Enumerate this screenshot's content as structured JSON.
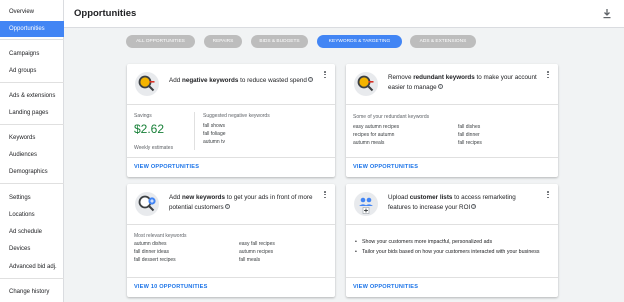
{
  "sidebar": {
    "items": [
      {
        "label": "Overview"
      },
      {
        "label": "Opportunities"
      },
      {
        "label": "Campaigns"
      },
      {
        "label": "Ad groups"
      },
      {
        "label": "Ads & extensions"
      },
      {
        "label": "Landing pages"
      },
      {
        "label": "Keywords"
      },
      {
        "label": "Audiences"
      },
      {
        "label": "Demographics"
      },
      {
        "label": "Settings"
      },
      {
        "label": "Locations"
      },
      {
        "label": "Ad schedule"
      },
      {
        "label": "Devices"
      },
      {
        "label": "Advanced bid adj."
      },
      {
        "label": "Change history"
      }
    ],
    "active_index": 1
  },
  "header": {
    "title": "Opportunities",
    "download_icon": "download-icon"
  },
  "chips": [
    {
      "label": "ALL OPPORTUNITIES"
    },
    {
      "label": "REPAIRS"
    },
    {
      "label": "BIDS & BUDGETS"
    },
    {
      "label": "KEYWORDS & TARGETING",
      "active": true
    },
    {
      "label": "ADS & EXTENSIONS"
    }
  ],
  "colors": {
    "accent": "#4285f4",
    "green": "#188038",
    "link": "#1a73e8",
    "icon_orange": "#f4b400"
  },
  "cards": {
    "negative": {
      "title_pre": "Add ",
      "title_bold": "negative keywords",
      "title_post": " to reduce wasted spend",
      "savings_label": "Savings",
      "savings_value": "$2.62",
      "savings_note": "Weekly estimates",
      "suggested_label": "Suggested negative keywords",
      "suggested": [
        "fall shows",
        "fall foliage",
        "autumn tv"
      ],
      "link": "VIEW OPPORTUNITIES"
    },
    "redundant": {
      "title_pre": "Remove ",
      "title_bold": "redundant keywords",
      "title_post": " to make your account easier to manage",
      "list_label": "Some of your redundant keywords",
      "col1": [
        "easy autumn recipes",
        "recipes for autumn",
        "autumn meals"
      ],
      "col2": [
        "fall dishes",
        "fall dinner",
        "fall recipes"
      ],
      "link": "VIEW OPPORTUNITIES"
    },
    "newkw": {
      "title_pre": "Add ",
      "title_bold": "new keywords",
      "title_post": " to get your ads in front of more potential customers",
      "list_label": "Most relevant keywords",
      "col1": [
        "autumn dishes",
        "fall dinner ideas",
        "fall dessert recipes"
      ],
      "col2": [
        "easy fall recipes",
        "autumn recipes",
        "fall meals"
      ],
      "link": "VIEW 10 OPPORTUNITIES"
    },
    "customer": {
      "title_pre": "Upload ",
      "title_bold": "customer lists",
      "title_post": " to access remarketing features to increase your ROI",
      "bullets": [
        "Show your customers more impactful, personalized ads",
        "Tailor your bids based on how your customers interacted with your business"
      ],
      "link": "VIEW OPPORTUNITIES"
    }
  }
}
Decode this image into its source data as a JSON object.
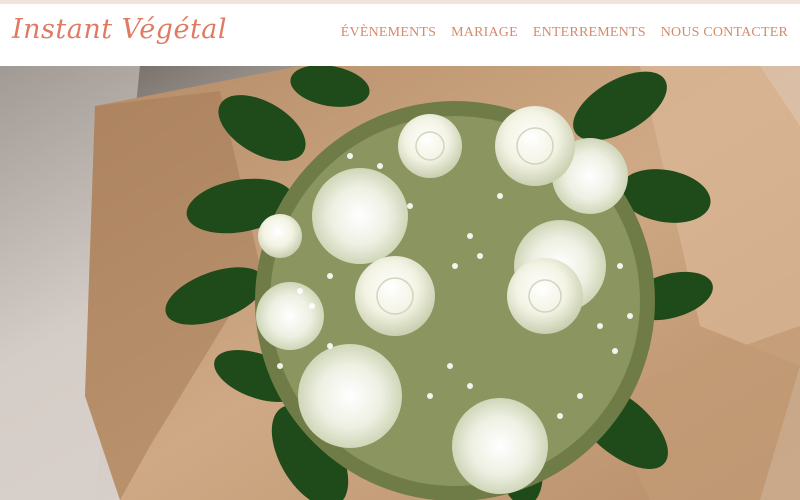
{
  "header": {
    "logo_text": "Instant Végétal",
    "nav": [
      {
        "label": "ÉVÈNEMENTS"
      },
      {
        "label": "MARIAGE"
      },
      {
        "label": "ENTERREMENTS"
      },
      {
        "label": "NOUS CONTACTER"
      }
    ]
  },
  "hero": {
    "image_subject": "white-rose-bouquet-photo"
  },
  "colors": {
    "brand": "#e07a63",
    "nav_text": "#d68a6a",
    "kraft_paper": "#c9a27d",
    "leaves": "#1f4a1a"
  }
}
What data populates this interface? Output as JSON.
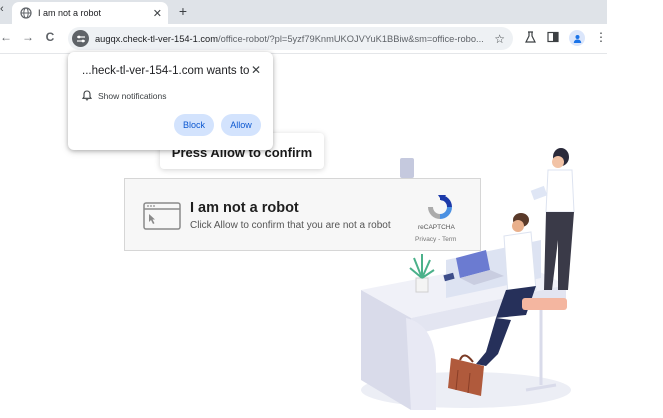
{
  "browser": {
    "tab": {
      "title": "I am not a robot",
      "close_glyph": "✕"
    },
    "new_tab_glyph": "+",
    "nav": {
      "back_glyph": "←",
      "forward_glyph": "→",
      "reload_glyph": "C"
    },
    "address": {
      "host": "augqx.check-tl-ver-154-1.com",
      "path": "/office-robot/?pl=5yzf79KnmUKOJVYuK1BBiw&sm=office-robo..."
    }
  },
  "permission_prompt": {
    "host_text": "...heck-tl-ver-154-1.com wants to",
    "close_glyph": "✕",
    "permission_label": "Show notifications",
    "block_label": "Block",
    "allow_label": "Allow"
  },
  "page": {
    "press_allow_text": "Press Allow to confirm",
    "captcha": {
      "heading": "I am not a robot",
      "subtext": "Click Allow to confirm that you are not a robot",
      "brand": "reCAPTCHA",
      "links": "Privacy - Term"
    }
  },
  "colors": {
    "accent": "#0b57d0",
    "button_bg": "#d3e3fd",
    "tabstrip": "#dfe3e8"
  }
}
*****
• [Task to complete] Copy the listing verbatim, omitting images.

• [Result of this exercise]
Enumerate this screenshot's content as structured JSON.
{
  "sidebar": {
    "items": [
      {
        "label": "Overview"
      },
      {
        "label": "Opportunities"
      },
      {
        "label": "Campaigns"
      },
      {
        "label": "Ad groups"
      },
      {
        "label": "Ads & extensions"
      },
      {
        "label": "Landing pages"
      },
      {
        "label": "Keywords"
      },
      {
        "label": "Audiences"
      },
      {
        "label": "Demographics"
      },
      {
        "label": "Settings"
      },
      {
        "label": "Locations"
      },
      {
        "label": "Ad schedule"
      },
      {
        "label": "Devices"
      },
      {
        "label": "Advanced bid adj."
      },
      {
        "label": "Change history"
      }
    ],
    "active_index": 1
  },
  "header": {
    "title": "Opportunities",
    "download_icon": "download-icon"
  },
  "chips": [
    {
      "label": "ALL OPPORTUNITIES"
    },
    {
      "label": "REPAIRS"
    },
    {
      "label": "BIDS & BUDGETS"
    },
    {
      "label": "KEYWORDS & TARGETING",
      "active": true
    },
    {
      "label": "ADS & EXTENSIONS"
    }
  ],
  "colors": {
    "accent": "#4285f4",
    "green": "#188038",
    "link": "#1a73e8",
    "icon_orange": "#f4b400"
  },
  "cards": {
    "negative": {
      "title_pre": "Add ",
      "title_bold": "negative keywords",
      "title_post": " to reduce wasted spend",
      "savings_label": "Savings",
      "savings_value": "$2.62",
      "savings_note": "Weekly estimates",
      "suggested_label": "Suggested negative keywords",
      "suggested": [
        "fall shows",
        "fall foliage",
        "autumn tv"
      ],
      "link": "VIEW OPPORTUNITIES"
    },
    "redundant": {
      "title_pre": "Remove ",
      "title_bold": "redundant keywords",
      "title_post": " to make your account easier to manage",
      "list_label": "Some of your redundant keywords",
      "col1": [
        "easy autumn recipes",
        "recipes for autumn",
        "autumn meals"
      ],
      "col2": [
        "fall dishes",
        "fall dinner",
        "fall recipes"
      ],
      "link": "VIEW OPPORTUNITIES"
    },
    "newkw": {
      "title_pre": "Add ",
      "title_bold": "new keywords",
      "title_post": " to get your ads in front of more potential customers",
      "list_label": "Most relevant keywords",
      "col1": [
        "autumn dishes",
        "fall dinner ideas",
        "fall dessert recipes"
      ],
      "col2": [
        "easy fall recipes",
        "autumn recipes",
        "fall meals"
      ],
      "link": "VIEW 10 OPPORTUNITIES"
    },
    "customer": {
      "title_pre": "Upload ",
      "title_bold": "customer lists",
      "title_post": " to access remarketing features to increase your ROI",
      "bullets": [
        "Show your customers more impactful, personalized ads",
        "Tailor your bids based on how your customers interacted with your business"
      ],
      "link": "VIEW OPPORTUNITIES"
    }
  }
}
Decode this image into its source data as a JSON object.
{
  "header": {
    "logo_text": "Instant Végétal",
    "nav": [
      {
        "label": "ÉVÈNEMENTS"
      },
      {
        "label": "MARIAGE"
      },
      {
        "label": "ENTERREMENTS"
      },
      {
        "label": "NOUS CONTACTER"
      }
    ]
  },
  "hero": {
    "image_subject": "white-rose-bouquet-photo"
  },
  "colors": {
    "brand": "#e07a63",
    "nav_text": "#d68a6a",
    "kraft_paper": "#c9a27d",
    "leaves": "#1f4a1a"
  }
}
What data populates this interface? Output as JSON.
{
  "browser": {
    "tab": {
      "title": "I am not a robot",
      "close_glyph": "✕"
    },
    "new_tab_glyph": "+",
    "nav": {
      "back_glyph": "←",
      "forward_glyph": "→",
      "reload_glyph": "C"
    },
    "address": {
      "host": "augqx.check-tl-ver-154-1.com",
      "path": "/office-robot/?pl=5yzf79KnmUKOJVYuK1BBiw&sm=office-robo..."
    }
  },
  "permission_prompt": {
    "host_text": "...heck-tl-ver-154-1.com wants to",
    "close_glyph": "✕",
    "permission_label": "Show notifications",
    "block_label": "Block",
    "allow_label": "Allow"
  },
  "page": {
    "press_allow_text": "Press Allow to confirm",
    "captcha": {
      "heading": "I am not a robot",
      "subtext": "Click Allow to confirm that you are not a robot",
      "brand": "reCAPTCHA",
      "links": "Privacy - Term"
    }
  },
  "colors": {
    "accent": "#0b57d0",
    "button_bg": "#d3e3fd",
    "tabstrip": "#dfe3e8"
  }
}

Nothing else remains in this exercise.